Exercise aim: Filter these entries down to lines holding "When".

[Excerpts from an interface dataset]
========================

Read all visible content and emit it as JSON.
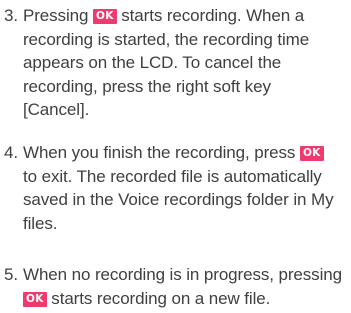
{
  "key_label": "OK",
  "key_color": "#ee3a6e",
  "steps": [
    {
      "number": "3.",
      "lines": [
        {
          "before": "Pressing ",
          "after": " starts recording. When a"
        },
        {
          "text": "recording is started, the recording time"
        },
        {
          "text": "appears on the LCD. To cancel the"
        },
        {
          "text": "recording, press the right soft key"
        },
        {
          "text": "[Cancel]."
        }
      ]
    },
    {
      "number": "4.",
      "lines": [
        {
          "before": "When you finish the recording, press "
        },
        {
          "text": "to exit. The recorded file is automatically"
        },
        {
          "text": "saved in the Voice recordings folder in My"
        },
        {
          "text": "files."
        }
      ]
    },
    {
      "number": "5.",
      "lines": [
        {
          "text": "When no recording is in progress, pressing"
        },
        {
          "after": " starts recording on a new file."
        }
      ]
    }
  ]
}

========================

Solved problem:
          "after": " starts recording. When a"
          "before": "When you finish the recording, press "
          "text": "When no recording is in progress, pressing"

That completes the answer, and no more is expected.